| 20 February 2001
For Immediate Release
Johns Hopkins Applied Physics Lab Wins 2001 Pre-College Program of the Year Award
For its Maryland MESA (Mathematics, Engineering, Science Achievement) Program, The Johns Hopkins University Applied Physics Laboratory (APL) in Laurel, Md., has won the 2001 Pre-College Program of the Year Award of the National Society of Black Engineers (NSBE).
The award, voted by NSBE's National Executive Board and the 2001 Golden Torch Awards Selection Committee, recognizes excellence among African American technical professionals; corporate, government and academic leaders; and university and pre-college students. The award will be given at the 4th Annual Golden Torch Awards Ceremony on March 16, in Indianapolis, Ind.
"Our program is having a big impact on minority achievement," says Robert Willis, director of the Maryland MESA program at APL. "MESA students are getting higher SAT scores and a growing number of Maryland school officials are looking closely at our program to see how it can close achievement gaps in their schools."
Maryland MESA is modeled on a California-based program. APL started the program in two Baltimore schools in 1976, and today oversees its operation in 110 schools throughout the state. Maryland MESA motivates and prepares elementary, middle, and high school women and ethnic minority students to enter college to study mathematics, engineering and related technical fields. The program includes academic tutorials, counseling, field trips, incentive awards, development of communication skills, science fairs and engineering projects, math competitions and computer training.
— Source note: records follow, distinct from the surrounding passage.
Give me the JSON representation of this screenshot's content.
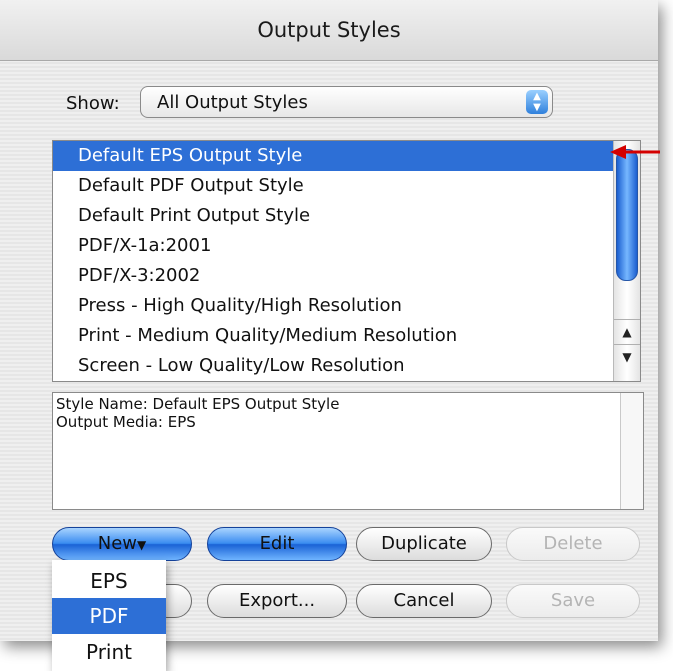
{
  "window": {
    "title": "Output Styles"
  },
  "show": {
    "label": "Show:",
    "selected": "All Output Styles"
  },
  "styles_list": {
    "items": [
      {
        "label": "Default EPS Output Style",
        "selected": true
      },
      {
        "label": "Default PDF Output Style",
        "selected": false
      },
      {
        "label": "Default Print Output Style",
        "selected": false
      },
      {
        "label": "PDF/X-1a:2001",
        "selected": false
      },
      {
        "label": "PDF/X-3:2002",
        "selected": false
      },
      {
        "label": "Press - High Quality/High Resolution",
        "selected": false
      },
      {
        "label": "Print - Medium Quality/Medium Resolution",
        "selected": false
      },
      {
        "label": "Screen - Low Quality/Low Resolution",
        "selected": false
      }
    ]
  },
  "description": {
    "lines": [
      "Style Name: Default EPS Output Style",
      "Output Media: EPS"
    ]
  },
  "buttons": {
    "new": "New",
    "edit": "Edit",
    "duplicate": "Duplicate",
    "delete": "Delete",
    "export": "Export...",
    "cancel": "Cancel",
    "save": "Save"
  },
  "new_menu": {
    "items": [
      {
        "label": "EPS",
        "selected": false
      },
      {
        "label": "PDF",
        "selected": true
      },
      {
        "label": "Print",
        "selected": false
      }
    ]
  },
  "colors": {
    "selection": "#2d6fd6",
    "annotation_arrow": "#d40000"
  }
}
"Ninety-one percent of our students continue to college," says Maryland MESA Deputy Director Norma Boyd. "And about 80 percent of them major in math or science fields."
Maryland MESA is supported by universities and industrial, civic and education organizations and administered through a partnership of Maryland school systems, local colleges and universities, business and industry, government agencies, community organizations, parents and alumni. For more information visit http://www.jhuapl.edu/mesa/content.htm.
The Applied Physics Laboratory is a not-for-profit laboratory and division of The Johns Hopkins University. APL conducts research and development primarily for national security and for nondefense projects of national and global significance.